Levee breach floods town of Craig, Mo. in Holt County
After the drenching of recent torrential rains and with more looming in the forecast, the Kansas City region could see prolonged river flooding for weeks, according to the National Weather Service in Pleasant Hill.
Many points along the Missouri and Kansas rivers are at risk of flooding well into June, according to projections by the weather service.
The Missouri River at Glasgow, Missouri, reached major flood stage Wednesday. The river at Waverly and Miami was expected to reach major flood stage by Thursday.
Between 5 and 7 inches of rain could fall over the Kansas City area the next 7 days, which some areas receiving higher amounts, according to the weather service.
Already, moderate flooding was reported along the Missouri River at St. Joseph, Sibley, Napoleon and Boonville, while minor flooding was occurring at Atchison, Leavenworth, Parkville
The Missouri River was near flood stage in Kansas City Wednesday.
Along the Kansas River, minor flooding was occurring at 23rd Street in Kansas City, Kansas and in Lawrence. The river was near flood stage at Lecompton and Topeka.
And the flooding is far from over.
The rivers at most of those locations have at least a 50 percent chance of being in moderate flood stage into early June, according to the weather service.
“It looks like Kansas City and surrounding areas are probably going to be bouncing in and out (of flood) with this pattern that we are stuck in,” said Sarah Atkins, a meteorologist with National Weather Service in Pleasant Hill.
The ground in the Kansas City area is very saturated from rain that has already fallen. Storms this week have dumped around 3 inches of rain. Some areas saw higher amounts. Between 4 and 5 inches of rain fell on areas south of Kansas City.
With nearly 9 inches of rain falling at Kansas City International Airport so far this month, Kansas City is experiencing its 12th wettest May, Atkins said. The most rain Kansas City has had in May was in 1995 when 12.75 of precipitation fell. The normal amount for this time of the month is 3.72 inches.
Since Oct 1, the Kansas City area has had 35.81 inches of precipitation, making this year the wettest in its history.

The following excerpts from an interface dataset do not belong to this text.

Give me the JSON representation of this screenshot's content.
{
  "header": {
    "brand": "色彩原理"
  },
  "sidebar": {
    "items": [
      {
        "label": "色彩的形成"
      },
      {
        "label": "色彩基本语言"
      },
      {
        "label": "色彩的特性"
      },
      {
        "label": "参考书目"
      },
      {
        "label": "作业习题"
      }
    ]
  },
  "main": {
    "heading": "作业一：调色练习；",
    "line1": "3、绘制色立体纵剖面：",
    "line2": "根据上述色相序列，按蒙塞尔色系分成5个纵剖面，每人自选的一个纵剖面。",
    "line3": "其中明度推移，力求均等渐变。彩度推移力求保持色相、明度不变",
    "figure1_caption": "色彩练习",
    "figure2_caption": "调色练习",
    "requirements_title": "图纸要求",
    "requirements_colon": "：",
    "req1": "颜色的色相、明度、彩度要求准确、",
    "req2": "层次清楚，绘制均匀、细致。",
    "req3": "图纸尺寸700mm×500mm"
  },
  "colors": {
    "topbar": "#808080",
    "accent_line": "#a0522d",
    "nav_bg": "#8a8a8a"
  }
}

The previously wettest year was 32.12 inches in 1999.
More storms were on the way starting Wednesday.
Storms were expected to start developing as early as 4 p.m. Some of the thunderstorms could become severe.
“There is a lot of moisture in the atmosphere, so any storm that moves over will likely have moderate to heavy rainfall,” Atkins said.
Storms will initially be isolated and scattered before eventually converging more into a line of storms after sunset. The line of storms will affect mainly the southern part of the Kansas City metro area.
Large hail and wind gusts as high as 60 mph are the primary threat from the strongest storms. However, a tornado or two cannot be ruled out, Atkins said.
The greatest threat for severe weather will be south of the Kansas City metro area, including Linn County, Kansas, and Bates, Henry and Pettis counties in Missouri.
The moderate to heavy rains could cause flash flooding across the region. A flash flood watch has been issued for Linn, Bates, Henry and Pettis counties, which could see 2 to 3 inches of rain. The south side of the Kansas City metro area could see as much as 1 inch of rain.
The Kansas City area will remain in an active weather pattern, with several rounds of rain and thunderstorms expected to move through the area the Memorial Day holiday weekend and into next week.
“We are still expecting definitely more rain than we probably really want at this time,” Atkins said. “We will be keeping an eye out for severe weather chances with each round as it comes in.”
There will be breaks in the storms, so the holiday weekend won’t be a wash.
“We are going to see a fair amount of rain chances throughout the weekend,” Atkins said. “It’s not going to be whole lot of dry time.”
With the likelihood of people spending a lot of time outdoors this weekend, people will need to be aware of the weather and make sure they are not caught in areas that can flood easily.
“We do have very saturated ground already and areas are going to get more rain,” Atkins said.